This week, Eric Schmidt, Google’s executive chairman, was quoted as saying during a speech in Washington: “We can end government censorship in a decade. The solution to government surveillance is to encrypt everything.”
If anyone has the power to implement this technology widely, it’s Google. Here’s what they could do to effectively end online censorship in China, not in 10 years, but in just 10 days:
- Google needs to first switch its China search engine (google.com.hk) to https by default. It has already done this in the US. This means that Chinese netizens using Google would be taken to encrypted version of search engine – https://www.google.com.hk. The great firewall of China cannot selectively block search results on thousands of sensitive terms if the encrypted version is used.
- Google holds the best list of blocked websites, everywhere in the world. If the website is blocked, Google can redirect the user to a mirrored version of the same website.
Just two simple steps and Google could end online censorship by the end of this month in China. Before new year Google could do this for entire world.
Google is big enough that the Chinese authorities would not dare block it completely. They tried it once before and backed down after a day. Given how essential Google is to so many individuals and businesses blocking the company entirely would have disastrous economic consequences for China.

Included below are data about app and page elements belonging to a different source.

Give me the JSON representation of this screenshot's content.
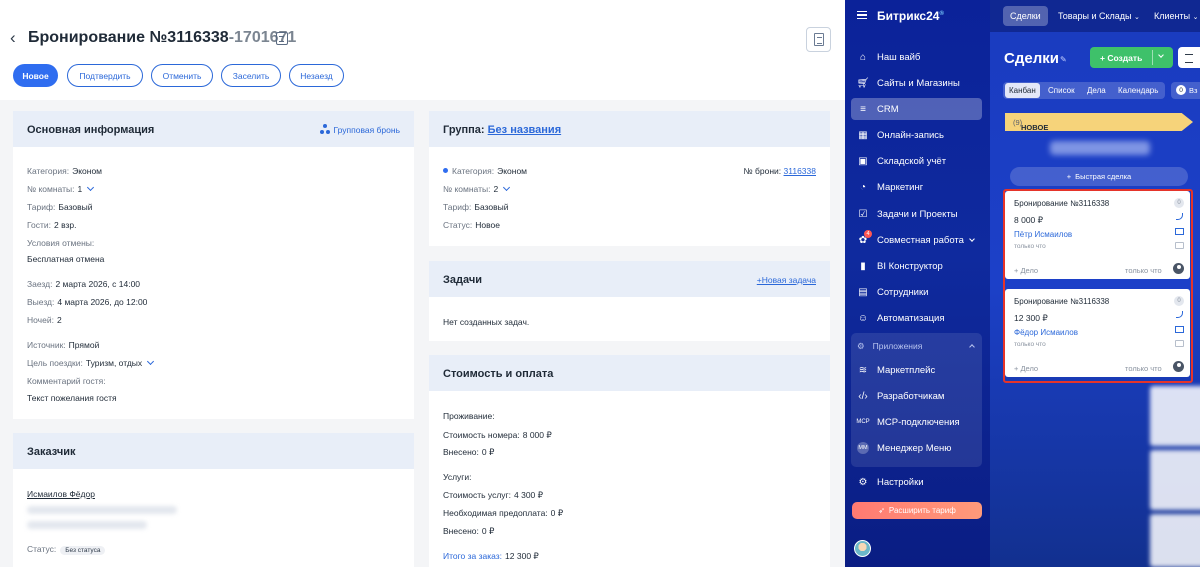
{
  "booking": {
    "title": "Бронирование №3116338",
    "title_suffix": "-1701671",
    "actions": [
      "Новое",
      "Подтвердить",
      "Отменить",
      "Заселить",
      "Незаезд"
    ],
    "main_info": {
      "header": "Основная информация",
      "group_link": "Групповая бронь",
      "category_label": "Категория:",
      "category_value": "Эконом",
      "room_label": "№ комнаты:",
      "room_value": "1",
      "tariff_label": "Тариф:",
      "tariff_value": "Базовый",
      "guests_label": "Гости:",
      "guests_value": "2 взр.",
      "cancel_label": "Условия отмены:",
      "cancel_value": "Бесплатная отмена",
      "checkin_label": "Заезд:",
      "checkin_value": "2 марта 2026, с 14:00",
      "checkout_label": "Выезд:",
      "checkout_value": "4 марта 2026, до 12:00",
      "nights_label": "Ночей:",
      "nights_value": "2",
      "source_label": "Источник:",
      "source_value": "Прямой",
      "purpose_label": "Цель поездки:",
      "purpose_value": "Туризм, отдых",
      "comment_label": "Комментарий гостя:",
      "comment_value": "Текст пожелания гостя"
    },
    "customer": {
      "header": "Заказчик",
      "name": "Исмаилов Фёдор",
      "status_label": "Статус:",
      "status_value": "Без статуса"
    },
    "group": {
      "header_label": "Группа:",
      "header_link": "Без названия",
      "category_label": "Категория:",
      "category_value": "Эконом",
      "booking_no_label": "№ брони:",
      "booking_no_value": "3116338",
      "room_label": "№ комнаты:",
      "room_value": "2",
      "tariff_label": "Тариф:",
      "tariff_value": "Базовый",
      "status_label": "Статус:",
      "status_value": "Новое"
    },
    "tasks": {
      "header": "Задачи",
      "new_link": "+Новая задача",
      "empty": "Нет созданных задач."
    },
    "cost": {
      "header": "Стоимость и оплата",
      "stay_label": "Проживание:",
      "room_cost_label": "Стоимость номера:",
      "room_cost_value": "8 000 ₽",
      "paid1_label": "Внесено:",
      "paid1_value": "0 ₽",
      "services_label": "Услуги:",
      "services_cost_label": "Стоимость услуг:",
      "services_cost_value": "4 300 ₽",
      "prepay_label": "Необходимая предоплата:",
      "prepay_value": "0 ₽",
      "paid2_label": "Внесено:",
      "paid2_value": "0 ₽",
      "total_label": "Итого за заказ:",
      "total_value": "12 300 ₽"
    }
  },
  "bitrix": {
    "brand": "Битрикс24",
    "brand_mark": "®",
    "menu": [
      {
        "label": "Наш вайб",
        "icon": "home-icon"
      },
      {
        "label": "Сайты и Магазины",
        "icon": "cart-icon"
      },
      {
        "label": "CRM",
        "icon": "filter-icon"
      },
      {
        "label": "Онлайн-запись",
        "icon": "calendar-icon"
      },
      {
        "label": "Складской учёт",
        "icon": "warehouse-icon"
      },
      {
        "label": "Маркетинг",
        "icon": "marketing-icon"
      },
      {
        "label": "Задачи и Проекты",
        "icon": "checkbox-icon"
      },
      {
        "label": "Совместная работа",
        "icon": "collab-icon",
        "badge": "4"
      },
      {
        "label": "BI Конструктор",
        "icon": "bar-chart-icon"
      },
      {
        "label": "Сотрудники",
        "icon": "id-card-icon"
      },
      {
        "label": "Автоматизация",
        "icon": "robot-icon"
      }
    ],
    "apps_header": "Приложения",
    "apps": [
      {
        "label": "Маркетплейс",
        "icon": "marketplace-icon"
      },
      {
        "label": "Разработчикам",
        "icon": "code-icon"
      },
      {
        "label": "MCP-подключения",
        "icon": "mcp-icon",
        "glyph": "MCP"
      },
      {
        "label": "Менеджер Меню",
        "icon": "mm-icon",
        "glyph": "MM"
      }
    ],
    "settings": "Настройки",
    "expand_tariff": "Расширить тариф",
    "top_tabs": [
      "Сделки",
      "Товары и Склады",
      "Клиенты"
    ],
    "crm_title": "Сделки",
    "create_button": "Создать",
    "view_tabs": [
      "Канбан",
      "Список",
      "Дела",
      "Календарь"
    ],
    "counter": "0",
    "counter_text": "Вз",
    "stage_name": "НОВОЕ ОБРАЩЕНИЕ",
    "stage_count": "(9)",
    "quick_deal": "Быстрая сделка",
    "deals": [
      {
        "name": "Бронирование №3116338",
        "sum": "8 000 ₽",
        "client": "Пётр Исмаилов",
        "ago": "только что",
        "add_task": "+ Дело",
        "time": "только что",
        "count": "0"
      },
      {
        "name": "Бронирование №3116338",
        "sum": "12 300 ₽",
        "client": "Фёдор Исмаилов",
        "ago": "только что",
        "add_task": "+ Дело",
        "time": "только что",
        "count": "0"
      }
    ]
  }
}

Every time you click on a Google search result that takes you to a blocked website, Google can detect that the site is blocked. It would be easy for Google to make a change to its search engine, so that when you click on a blocked link, you are redirected to an unblocked version of the page, hosted on an unblockable proxy. Google is already halfway there. Google caches most internet pages and provides them to users. The cache is hosted on a separate domain, which is blocked in China but Google can simply host the cache on a subpath to bypass the block.
The window of opportunity is open for Google to make its move. Google could do all this in the blink of an eye. We estimate it would take a small team at Google about 10 days of work – but this is Google we are talking about. They could likely do this over late-night tofu pizza.
There must be Google employees who have already proposed doing what we are suggesting. While Schmidt may feel that he needs to speak out to others on causes that he and the co-founders of Google feel are important, he should not lose sight of his company’s own ability to bring about these changes.